The really shocking element with Vera is that she is introduced as completely dedicated to her family and her duties as wife and mother. Keeping this horrible secret from her family and being undisturbed for many years, for her this was a regular visit to someone's house and helping them out of the situation. At the time single women in particular would be socially and economically condemned if they got an illegitimate child. So in order to avoid the catastrophic situation, women would do anything to save their social appearance and image. What the film tries to imply to the audience is that the heroine acts on the bases of her own principles and she is guided by her good will to save the women and empower them with the right to decide for themselves what is best for them.
What we do not expect from the movie is that such a kind and agreeable, wife and mother would ever thought of performing illegal abortions at a time when social norms and restrictions do not justify it. Vera possesses the inner strength and stamina to do these procedures and she is always soothing the misfortune women showing deep understanding and support for their situation. The director very carefully explores and plays with the roles that Vera fulfills - wife, mother and criminal. Though we are introduced to Vera's family, friends and social surrounding we are never given the argument what made Vera into practicing the then illegal abortions. So we can only assume that she is doing it out of her good will and belief that she is helping. She is supported by her response when the inspector comes into her home. In fact, they never ask her what she is doing, she gives her in by admitting that she knows already why they are here. And she replies: "I help girls out." Using this euphemism leads us to believe that her desire is to aid the girls.

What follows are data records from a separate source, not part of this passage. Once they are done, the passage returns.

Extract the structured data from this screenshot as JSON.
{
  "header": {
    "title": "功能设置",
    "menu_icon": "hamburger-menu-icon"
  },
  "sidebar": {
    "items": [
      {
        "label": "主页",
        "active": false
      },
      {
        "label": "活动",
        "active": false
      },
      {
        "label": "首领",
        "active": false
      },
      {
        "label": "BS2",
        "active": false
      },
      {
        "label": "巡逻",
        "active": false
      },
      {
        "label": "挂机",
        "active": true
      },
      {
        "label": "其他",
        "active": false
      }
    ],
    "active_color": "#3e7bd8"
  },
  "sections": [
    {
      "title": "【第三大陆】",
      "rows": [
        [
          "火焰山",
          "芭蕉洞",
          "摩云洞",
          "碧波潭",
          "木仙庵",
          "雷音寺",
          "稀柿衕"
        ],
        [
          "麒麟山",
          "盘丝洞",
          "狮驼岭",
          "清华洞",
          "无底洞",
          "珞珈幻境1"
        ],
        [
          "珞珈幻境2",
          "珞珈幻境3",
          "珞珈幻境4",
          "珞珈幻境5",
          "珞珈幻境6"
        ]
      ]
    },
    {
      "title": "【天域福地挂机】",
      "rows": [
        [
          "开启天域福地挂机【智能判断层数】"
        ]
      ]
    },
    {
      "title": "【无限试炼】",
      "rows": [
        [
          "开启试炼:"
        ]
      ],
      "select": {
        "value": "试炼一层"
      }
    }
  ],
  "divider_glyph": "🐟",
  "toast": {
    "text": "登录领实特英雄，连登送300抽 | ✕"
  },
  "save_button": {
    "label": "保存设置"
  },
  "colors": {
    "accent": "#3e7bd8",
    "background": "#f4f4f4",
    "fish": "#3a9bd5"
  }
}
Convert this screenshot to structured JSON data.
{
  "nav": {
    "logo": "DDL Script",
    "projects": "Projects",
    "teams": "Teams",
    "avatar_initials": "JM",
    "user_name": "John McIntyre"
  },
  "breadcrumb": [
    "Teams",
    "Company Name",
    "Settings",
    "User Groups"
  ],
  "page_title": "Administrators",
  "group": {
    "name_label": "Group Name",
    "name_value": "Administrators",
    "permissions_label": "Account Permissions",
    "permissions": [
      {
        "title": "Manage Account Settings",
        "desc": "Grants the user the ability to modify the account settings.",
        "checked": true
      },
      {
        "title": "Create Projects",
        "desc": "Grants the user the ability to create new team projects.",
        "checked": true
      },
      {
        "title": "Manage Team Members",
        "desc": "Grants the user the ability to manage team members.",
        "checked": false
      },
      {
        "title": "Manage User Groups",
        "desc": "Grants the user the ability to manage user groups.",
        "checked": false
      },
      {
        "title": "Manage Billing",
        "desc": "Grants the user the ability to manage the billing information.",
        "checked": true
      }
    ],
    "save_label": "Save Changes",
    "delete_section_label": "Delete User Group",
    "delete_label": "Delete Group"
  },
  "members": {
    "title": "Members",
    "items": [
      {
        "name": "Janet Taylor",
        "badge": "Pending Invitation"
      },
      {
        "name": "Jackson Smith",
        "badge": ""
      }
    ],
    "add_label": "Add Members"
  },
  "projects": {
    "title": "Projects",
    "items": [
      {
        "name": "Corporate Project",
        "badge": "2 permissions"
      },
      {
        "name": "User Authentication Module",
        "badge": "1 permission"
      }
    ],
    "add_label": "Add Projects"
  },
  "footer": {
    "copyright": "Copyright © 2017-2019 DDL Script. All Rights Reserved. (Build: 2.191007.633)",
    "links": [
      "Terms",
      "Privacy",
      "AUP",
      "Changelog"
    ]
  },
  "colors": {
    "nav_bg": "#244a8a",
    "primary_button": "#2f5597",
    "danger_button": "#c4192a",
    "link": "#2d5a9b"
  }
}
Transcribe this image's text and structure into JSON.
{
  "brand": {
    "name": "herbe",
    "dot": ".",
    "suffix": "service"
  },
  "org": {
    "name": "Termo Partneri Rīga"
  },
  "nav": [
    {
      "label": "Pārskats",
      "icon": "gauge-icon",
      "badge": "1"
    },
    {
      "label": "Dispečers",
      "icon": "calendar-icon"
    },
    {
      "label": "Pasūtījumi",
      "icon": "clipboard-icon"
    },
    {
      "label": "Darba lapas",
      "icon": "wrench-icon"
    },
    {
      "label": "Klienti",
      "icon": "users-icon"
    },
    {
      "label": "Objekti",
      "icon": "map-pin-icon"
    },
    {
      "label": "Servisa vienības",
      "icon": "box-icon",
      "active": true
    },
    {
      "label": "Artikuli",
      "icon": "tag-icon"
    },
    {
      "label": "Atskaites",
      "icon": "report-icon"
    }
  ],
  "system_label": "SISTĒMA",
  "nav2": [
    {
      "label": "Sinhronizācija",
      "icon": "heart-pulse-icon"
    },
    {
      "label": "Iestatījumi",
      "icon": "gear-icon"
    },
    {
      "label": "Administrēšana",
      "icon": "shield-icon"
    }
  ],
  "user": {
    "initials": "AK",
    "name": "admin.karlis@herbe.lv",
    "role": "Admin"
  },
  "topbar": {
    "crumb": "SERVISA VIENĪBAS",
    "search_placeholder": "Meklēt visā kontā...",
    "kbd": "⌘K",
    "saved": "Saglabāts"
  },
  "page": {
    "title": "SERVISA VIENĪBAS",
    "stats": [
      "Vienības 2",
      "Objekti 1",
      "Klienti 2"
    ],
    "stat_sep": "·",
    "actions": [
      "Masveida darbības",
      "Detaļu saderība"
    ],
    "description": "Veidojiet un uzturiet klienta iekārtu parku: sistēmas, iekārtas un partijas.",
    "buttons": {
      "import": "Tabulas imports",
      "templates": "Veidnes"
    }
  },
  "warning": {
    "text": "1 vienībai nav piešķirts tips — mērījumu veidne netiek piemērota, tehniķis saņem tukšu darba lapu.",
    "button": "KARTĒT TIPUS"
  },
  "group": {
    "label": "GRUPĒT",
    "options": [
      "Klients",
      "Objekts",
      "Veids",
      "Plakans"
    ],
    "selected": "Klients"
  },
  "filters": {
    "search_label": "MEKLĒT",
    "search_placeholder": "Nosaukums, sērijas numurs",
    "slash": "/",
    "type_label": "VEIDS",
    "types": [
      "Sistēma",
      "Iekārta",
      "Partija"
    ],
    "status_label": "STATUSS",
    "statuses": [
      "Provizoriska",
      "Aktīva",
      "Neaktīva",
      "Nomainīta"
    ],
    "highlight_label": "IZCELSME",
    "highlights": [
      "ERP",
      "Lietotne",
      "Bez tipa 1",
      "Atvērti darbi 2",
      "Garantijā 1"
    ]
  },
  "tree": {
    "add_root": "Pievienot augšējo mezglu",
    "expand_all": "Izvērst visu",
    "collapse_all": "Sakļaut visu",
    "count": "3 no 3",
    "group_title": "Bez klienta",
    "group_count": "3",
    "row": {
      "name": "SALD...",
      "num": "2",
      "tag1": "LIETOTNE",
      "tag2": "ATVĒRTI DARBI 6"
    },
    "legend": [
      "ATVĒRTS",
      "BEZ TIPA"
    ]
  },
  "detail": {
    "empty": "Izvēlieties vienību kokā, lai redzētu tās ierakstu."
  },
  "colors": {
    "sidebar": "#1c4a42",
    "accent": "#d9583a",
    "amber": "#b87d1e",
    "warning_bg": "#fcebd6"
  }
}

Vera's action can be best described as "getting girls out of trouble". Another evidence of her good will is that she is not taking money. Instead she is brought food or milk or other ingredients. When asked about that she is repulsed. It seems that her explanation is far more complicated than simply gaining extra cash. Vera's discreet services and house to house visits give away that she is oblivious about taking advantage of women's situations and instead risks it all - her family and her good name in order to assist the women in their desire to make abortion.
The audience is also given other perspectives after Vera's arrest. We have Reg's opinion (Vera's daughter potential husband) - "It ain't fair. Me mum brought up six of us in two rooms. If you can't feed 'em, you can't love 'em, now can you" His point shows understanding about the role that women play as mothers, homemakers and care providers. Vera has very affectionate bond with her husband - Stan. What he thinks about her arrest is that "Whatever she done, she done it out of the goodness of her heart!" Since the viewers have to rely on clues that other characters give away, Stan and Reg provide us with possible explanations why Vera initiated her actions.
The reason for Vera's arrest is a life threatening mishap that happened to one of her customers a daughter of a wealthy bourgeoisie family for whom Vera cleans. Susan's desperation is as intense as Vera's